Granted some of these initiatives ensure an employee stays physically healthy, but it doesn’t ensure a holistic well-being wherein one’s mental health is also addressed. And that’s where your HR is going wrong with regards to dealing with mental health at work.
Break the stigma – normalizing mental health
According to the TLLLF National Survey Report 2018, 47% of the general Indian population tended to keep a safe distance from those with a mental illness. Furthermore, 62% of the participants used terms like “crazy or mad” to describe mental health. This signifies that spreading awareness isn’t the bigger challenge but the stigma around it is the main barrier.
Besides sensitizing the workforce around the topic, it is important for the organization to create and continue the conversation on mental health. Highlight stories of leaders and great personalities who have succeeded in their careers despite suffering from certain mental health illnesses. Normalize the conversation and have teams openly engage in such a dialogue that creates a positive environment for all. Including mental health care in the insurance policy adds further value to the HR’s goal of maintaining an open and safe workplace culture.
Is your EAP enough?
Does your EAP fit the employee demographic profile and their individual needs, or is it a generic one-fit-for-all? It is important that the initiatives in the EAP are willingly and readily availed by the workforce it is designed for. The EAP needs to be inclusive of an employee’s mental well-being so as to encourage them to introspect and seek help if need be. Given that the stigma around mental health is so overpowering, they need to be assured that they will not be judged when availing a counselling service.
On an organization level, the HR department needs to proactively conduct and invite employees to practice mindfulness through interactive workshops and interventions that have proven to aid in recovery of mental health issues and potentially prevent it as well.

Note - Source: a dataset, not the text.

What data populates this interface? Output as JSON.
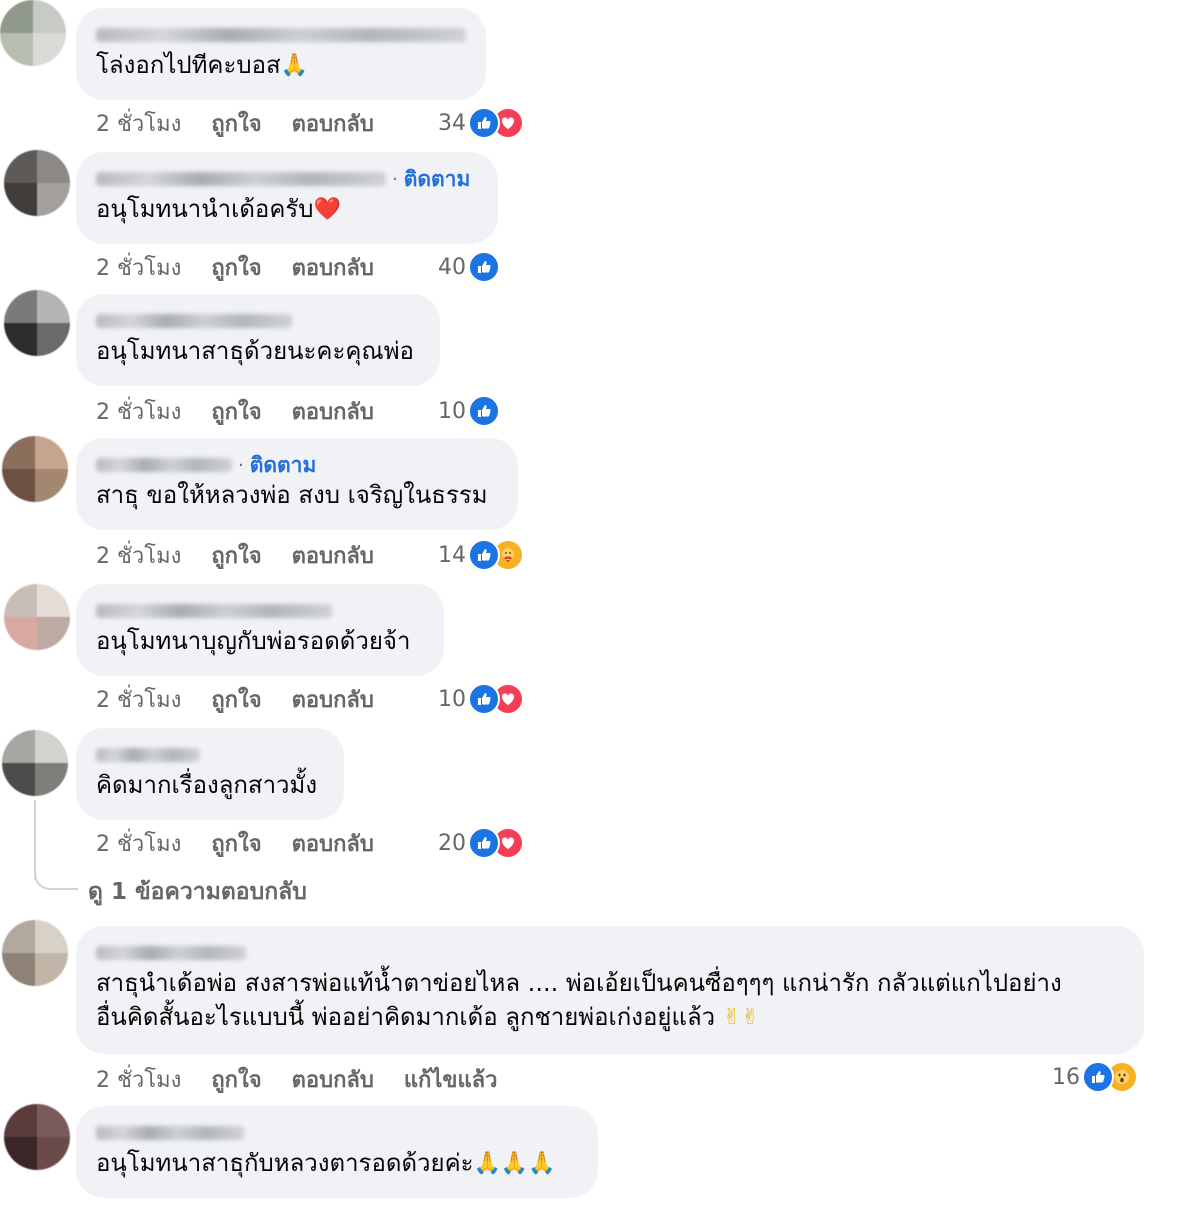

If an in-house counsellor isn’t available, partner with external sources and hotlines that to provide assistance in this field.
Prevention is better than cure
With a raging pandemic that is affecting the mental health even of those unaffected by the virus, organizations have to be at the top of their game with providing support. As the workforce continues to work remotely, it is essential to keep them in sync. Host weekly engagement and fun activities to destress the teams and to curb the feeling of FOMO. Boosting morale and inspiring the workforce during such times plays a major role in keeping team spirits high as well as productivity. Rewards and recognition is another crucial contributor to sustaining a healthy and friendly workplace culture, thus reducing stress and anxiety.
In this process, one must not forget to take note of red flags and nip the problem in the bud before it escalates. With a prolonged WFH scenario, working hours are increasing and so are the cases of burnout. Identify those who are experiencing symptoms of burnout and stress and aid ease their situation. Preventing the growth of a mental health disorder is far more beneficial for any employee and the company.
While the onus of organizational mental well-being lies with each individual, the HR department should probably take up the task and lead the process of ownership on this. If not for anything else, because you are regarded as the body that is (or should be) of the people, by the people and for the people. There are instances when each of us needs a little bit of external help to manage our stress better especially with work-life spill-over becoming more common. It’s time we re-think the need to understand and improve mental health at work to make workplaces happier places to work in.